Two people who attended the grandmother’s funeral took it back to their village, and spread it to relatives from other villages. A health worker contracted it and spread it to yet another village.
The virus was identified as Ebola in March but that has done little to slow the rate of contamination. To date, the disease has infected 2,473 people and resulted in 1,350 deaths.
Last week the World Health Organization said the scale of the epidemic had been vastly underestimated and "extraordinary measures" were needed to contain the disease.
"It is deteriorating faster, and moving faster, than we can respond to," MSF (Doctors Without Borders) chief Joanne Liu told reporters in Geneva according to MSN.com.
(Above: an MSF medical worker, wearing protective clothing at an MSF Ebola treatment facility in Kailahun, on August 15, 2014. CARL DE SOUZA/AFP/Getty Images)

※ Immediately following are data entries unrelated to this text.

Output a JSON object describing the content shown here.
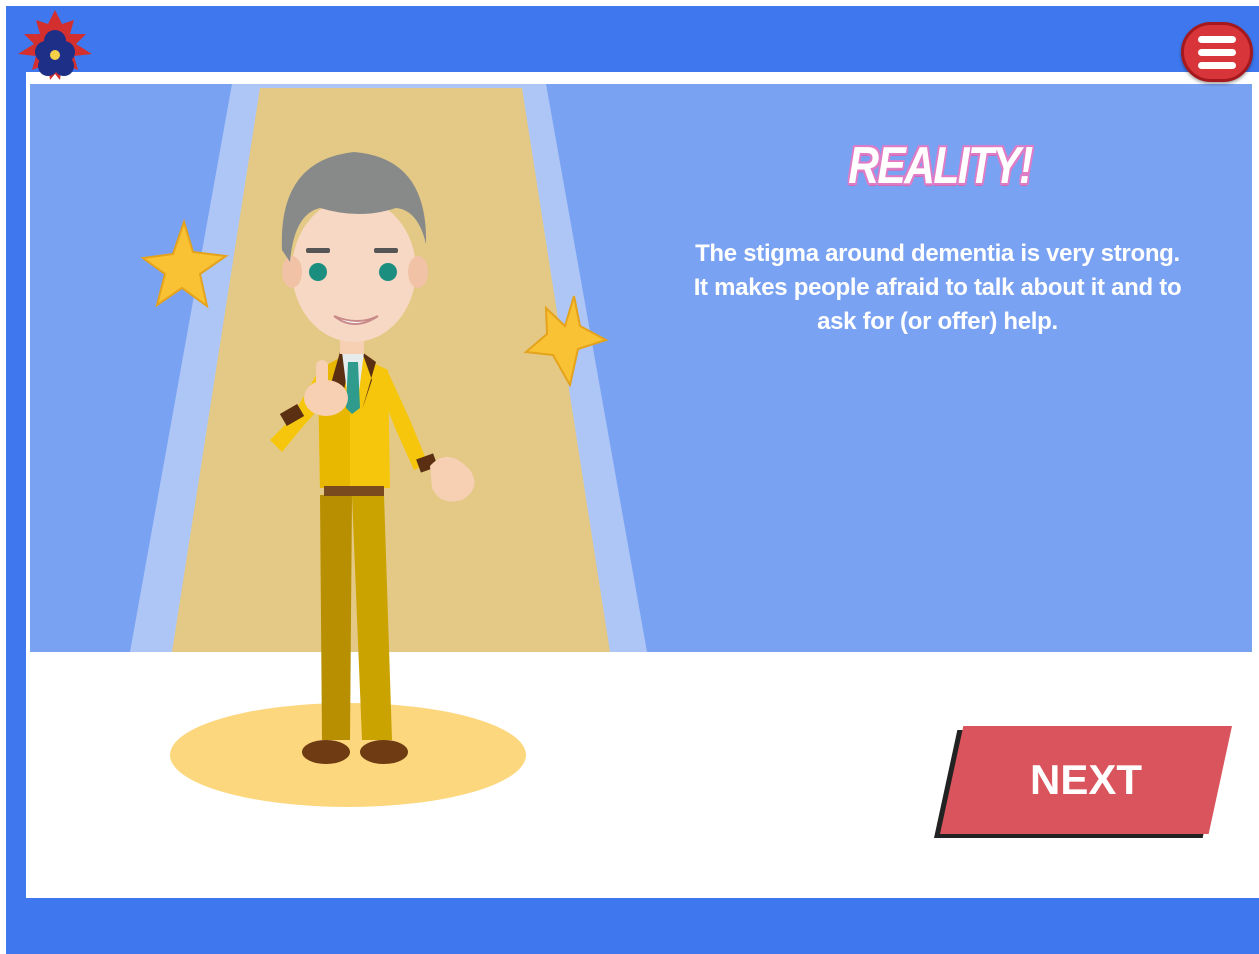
{
  "header": {
    "logo_icon": "maple-leaf-flower-logo",
    "menu_icon": "hamburger-menu-icon"
  },
  "content": {
    "heading": "REALITY!",
    "body": "The stigma around dementia is very strong. It makes people afraid to talk about it and to ask for (or offer) help."
  },
  "actions": {
    "next_label": "NEXT"
  },
  "colors": {
    "frame_blue": "#3f78ee",
    "scene_blue": "#7aa2f2",
    "next_red": "#d9545c",
    "menu_red": "#d8353b",
    "spotlight": "#e3c985"
  }
}
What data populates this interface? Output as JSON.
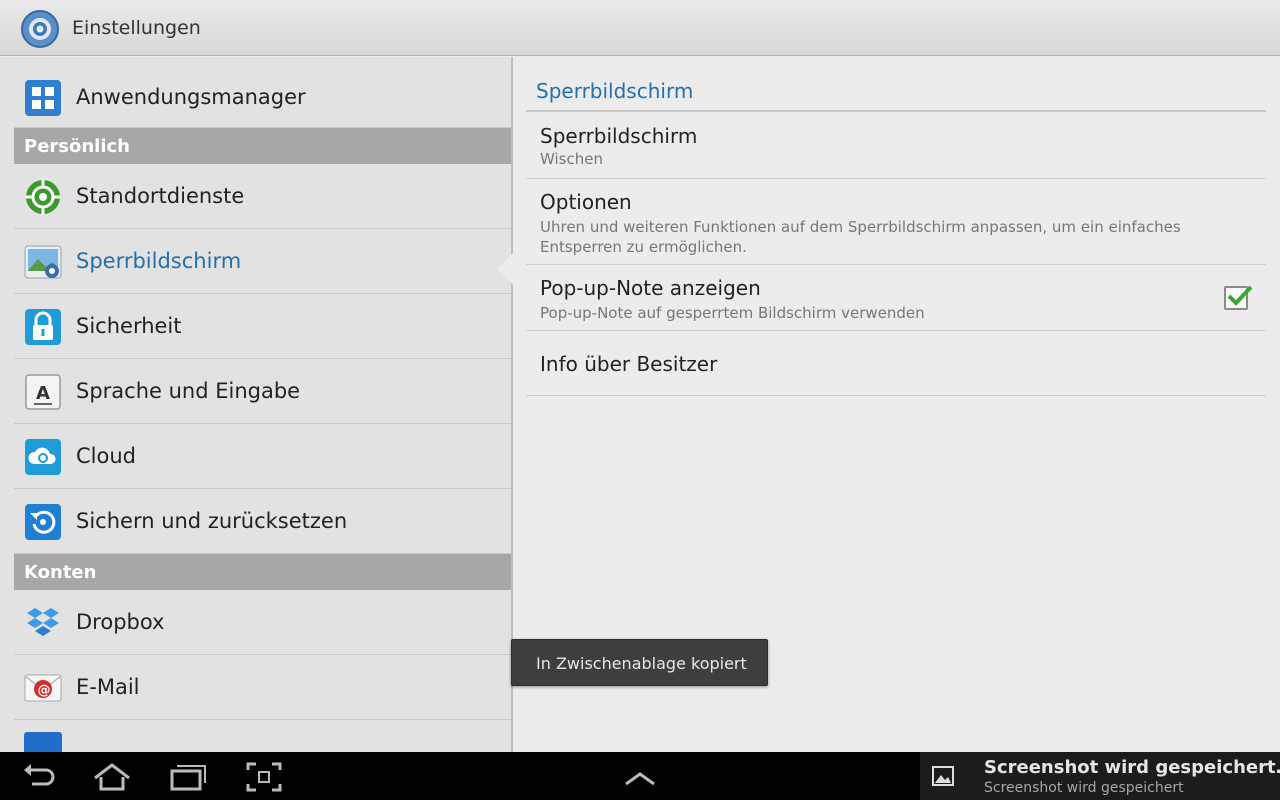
{
  "actionbar": {
    "title": "Einstellungen",
    "icon": "settings-gear-icon"
  },
  "sidebar": {
    "top_item": {
      "label": "Anwendungsmanager",
      "icon": "apps-grid-icon"
    },
    "sections": [
      {
        "header": "Persönlich",
        "items": [
          {
            "label": "Standortdienste",
            "icon": "location-target-icon"
          },
          {
            "label": "Sperrbildschirm",
            "icon": "lockscreen-image-icon",
            "selected": true
          },
          {
            "label": "Sicherheit",
            "icon": "padlock-icon"
          },
          {
            "label": "Sprache und Eingabe",
            "icon": "keyboard-letter-a-icon"
          },
          {
            "label": "Cloud",
            "icon": "cloud-sync-icon"
          },
          {
            "label": "Sichern und zurücksetzen",
            "icon": "backup-restore-icon"
          }
        ]
      },
      {
        "header": "Konten",
        "items": [
          {
            "label": "Dropbox",
            "icon": "dropbox-icon"
          },
          {
            "label": "E-Mail",
            "icon": "email-envelope-icon"
          }
        ]
      }
    ]
  },
  "detail": {
    "header": "Sperrbildschirm",
    "prefs": [
      {
        "title": "Sperrbildschirm",
        "summary": "Wischen"
      },
      {
        "title": "Optionen",
        "summary": "Uhren und weiteren Funktionen auf dem Sperrbildschirm anpassen, um ein einfaches Entsperren zu ermöglichen."
      },
      {
        "title": "Pop-up-Note anzeigen",
        "summary": "Pop-up-Note auf gesperrtem Bildschirm verwenden",
        "checked": true
      },
      {
        "title": "Info über Besitzer",
        "summary": ""
      }
    ]
  },
  "toast": {
    "text": "In Zwischenablage kopiert"
  },
  "systembar": {
    "buttons": [
      "back-arrow-icon",
      "home-icon",
      "recent-apps-icon",
      "screenshot-capture-icon",
      "chevron-up-icon"
    ],
    "notification": {
      "title": "Screenshot wird gespeichert…",
      "subtitle": "Screenshot wird gespeichert",
      "icon": "gallery-image-icon"
    }
  },
  "colors": {
    "accent": "#2270b0",
    "section_bg": "#a7a7a7",
    "pane_bg": "#e2e2e2"
  }
}
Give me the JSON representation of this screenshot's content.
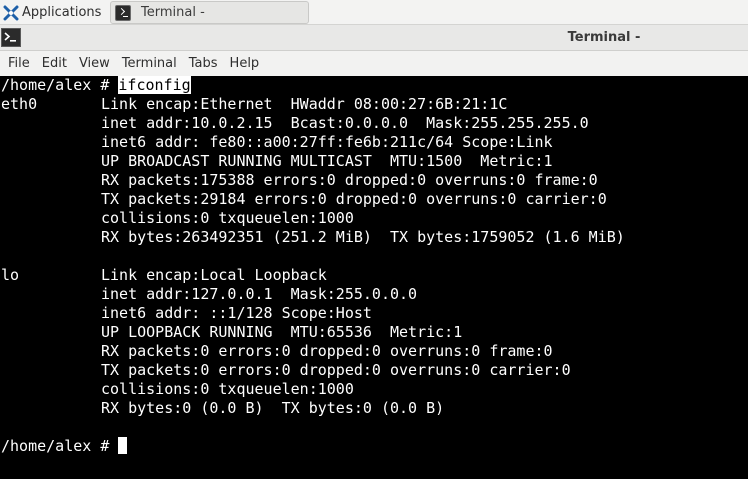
{
  "taskbar": {
    "apps_label": "Applications",
    "apps_icon": "xfce-logo-icon",
    "task_title": "Terminal -",
    "task_icon": "terminal-icon"
  },
  "window": {
    "title": "Terminal -",
    "icon": "terminal-icon"
  },
  "menu": {
    "items": [
      "File",
      "Edit",
      "View",
      "Terminal",
      "Tabs",
      "Help"
    ]
  },
  "terminal": {
    "prompt": "/home/alex # ",
    "command": "ifconfig",
    "interfaces": [
      {
        "name": "eth0",
        "lines": [
          "Link encap:Ethernet  HWaddr 08:00:27:6B:21:1C",
          "inet addr:10.0.2.15  Bcast:0.0.0.0  Mask:255.255.255.0",
          "inet6 addr: fe80::a00:27ff:fe6b:211c/64 Scope:Link",
          "UP BROADCAST RUNNING MULTICAST  MTU:1500  Metric:1",
          "RX packets:175388 errors:0 dropped:0 overruns:0 frame:0",
          "TX packets:29184 errors:0 dropped:0 overruns:0 carrier:0",
          "collisions:0 txqueuelen:1000",
          "RX bytes:263492351 (251.2 MiB)  TX bytes:1759052 (1.6 MiB)"
        ]
      },
      {
        "name": "lo",
        "lines": [
          "Link encap:Local Loopback",
          "inet addr:127.0.0.1  Mask:255.0.0.0",
          "inet6 addr: ::1/128 Scope:Host",
          "UP LOOPBACK RUNNING  MTU:65536  Metric:1",
          "RX packets:0 errors:0 dropped:0 overruns:0 frame:0",
          "TX packets:0 errors:0 dropped:0 overruns:0 carrier:0",
          "collisions:0 txqueuelen:1000",
          "RX bytes:0 (0.0 B)  TX bytes:0 (0.0 B)"
        ]
      }
    ],
    "final_prompt": "/home/alex # "
  }
}
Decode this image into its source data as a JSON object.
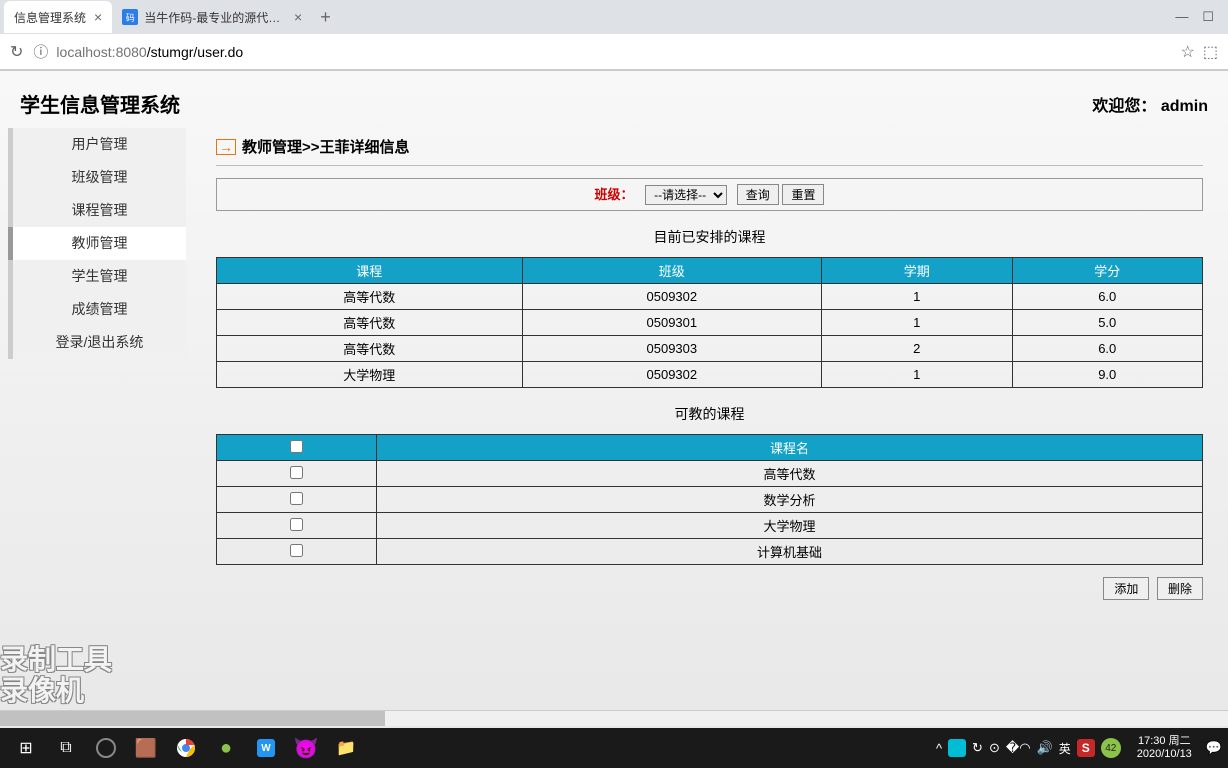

The region is awaiting consignments of up to 1,000 doses of the barely-tested drug ZMapp from the United States, while Canada is sending between 800 and 1,000 doses of a vaccine called VSV-EBOV, which has been effective in animals but has never been tested on humans. Results from ZMapp have been mixed, and even if either drug proves to be safe and effective, supplies are inefficient to stem the tide of the outbreak.
“This outbreak doesn't appear to be going away, it's not burning itself out,” says Dr. Eugene Seymour, an MD, MPH and CEO of NanoViricides, Inc., a small Connecticut biotech company that recently resumed its research for the development of an Ebola drug.
The move was prompted by the Ebola crisis in Africa and the fact that Seymour and scientists in the company believe they can potentially fight this disease more effectively than anyone else.